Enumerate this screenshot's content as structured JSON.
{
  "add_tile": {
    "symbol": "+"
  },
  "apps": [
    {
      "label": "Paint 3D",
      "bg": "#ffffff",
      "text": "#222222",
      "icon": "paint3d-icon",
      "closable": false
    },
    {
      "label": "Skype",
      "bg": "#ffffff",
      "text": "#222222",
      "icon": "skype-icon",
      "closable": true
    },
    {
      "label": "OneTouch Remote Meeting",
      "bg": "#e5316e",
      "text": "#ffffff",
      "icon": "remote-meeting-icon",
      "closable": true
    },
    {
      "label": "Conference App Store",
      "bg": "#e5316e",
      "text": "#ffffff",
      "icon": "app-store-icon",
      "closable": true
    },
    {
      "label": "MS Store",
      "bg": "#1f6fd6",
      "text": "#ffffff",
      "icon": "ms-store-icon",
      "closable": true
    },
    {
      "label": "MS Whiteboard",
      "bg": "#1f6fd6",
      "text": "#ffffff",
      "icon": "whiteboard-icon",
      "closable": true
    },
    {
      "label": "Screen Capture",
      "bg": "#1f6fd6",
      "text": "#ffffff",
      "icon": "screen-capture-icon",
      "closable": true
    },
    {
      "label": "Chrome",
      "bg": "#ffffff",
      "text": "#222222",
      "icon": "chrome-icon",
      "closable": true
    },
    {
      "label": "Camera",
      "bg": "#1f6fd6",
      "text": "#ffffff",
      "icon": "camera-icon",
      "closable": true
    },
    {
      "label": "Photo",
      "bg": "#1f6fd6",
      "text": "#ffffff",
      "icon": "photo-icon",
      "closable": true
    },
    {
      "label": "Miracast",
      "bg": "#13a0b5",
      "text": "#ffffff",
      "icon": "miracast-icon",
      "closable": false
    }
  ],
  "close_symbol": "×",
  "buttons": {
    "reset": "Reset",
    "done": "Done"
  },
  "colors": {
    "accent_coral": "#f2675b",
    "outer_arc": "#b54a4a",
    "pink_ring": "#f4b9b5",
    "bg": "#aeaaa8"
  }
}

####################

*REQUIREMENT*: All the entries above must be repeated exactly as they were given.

*RESPONSE BOX*:
Enumerate this screenshot's content as structured JSON.
{
  "add_tile": {
    "symbol": "+"
  },
  "apps": [
    {
      "label": "Paint 3D",
      "bg": "#ffffff",
      "text": "#222222",
      "icon": "paint3d-icon",
      "closable": false
    },
    {
      "label": "Skype",
      "bg": "#ffffff",
      "text": "#222222",
      "icon": "skype-icon",
      "closable": true
    },
    {
      "label": "OneTouch Remote Meeting",
      "bg": "#e5316e",
      "text": "#ffffff",
      "icon": "remote-meeting-icon",
      "closable": true
    },
    {
      "label": "Conference App Store",
      "bg": "#e5316e",
      "text": "#ffffff",
      "icon": "app-store-icon",
      "closable": true
    },
    {
      "label": "MS Store",
      "bg": "#1f6fd6",
      "text": "#ffffff",
      "icon": "ms-store-icon",
      "closable": true
    },
    {
      "label": "MS Whiteboard",
      "bg": "#1f6fd6",
      "text": "#ffffff",
      "icon": "whiteboard-icon",
      "closable": true
    },
    {
      "label": "Screen Capture",
      "bg": "#1f6fd6",
      "text": "#ffffff",
      "icon": "screen-capture-icon",
      "closable": true
    },
    {
      "label": "Chrome",
      "bg": "#ffffff",
      "text": "#222222",
      "icon": "chrome-icon",
      "closable": true
    },
    {
      "label": "Camera",
      "bg": "#1f6fd6",
      "text": "#ffffff",
      "icon": "camera-icon",
      "closable": true
    },
    {
      "label": "Photo",
      "bg": "#1f6fd6",
      "text": "#ffffff",
      "icon": "photo-icon",
      "closable": true
    },
    {
      "label": "Miracast",
      "bg": "#13a0b5",
      "text": "#ffffff",
      "icon": "miracast-icon",
      "closable": false
    }
  ],
  "close_symbol": "×",
  "buttons": {
    "reset": "Reset",
    "done": "Done"
  },
  "colors": {
    "accent_coral": "#f2675b",
    "outer_arc": "#b54a4a",
    "pink_ring": "#f4b9b5",
    "bg": "#aeaaa8"
  }
}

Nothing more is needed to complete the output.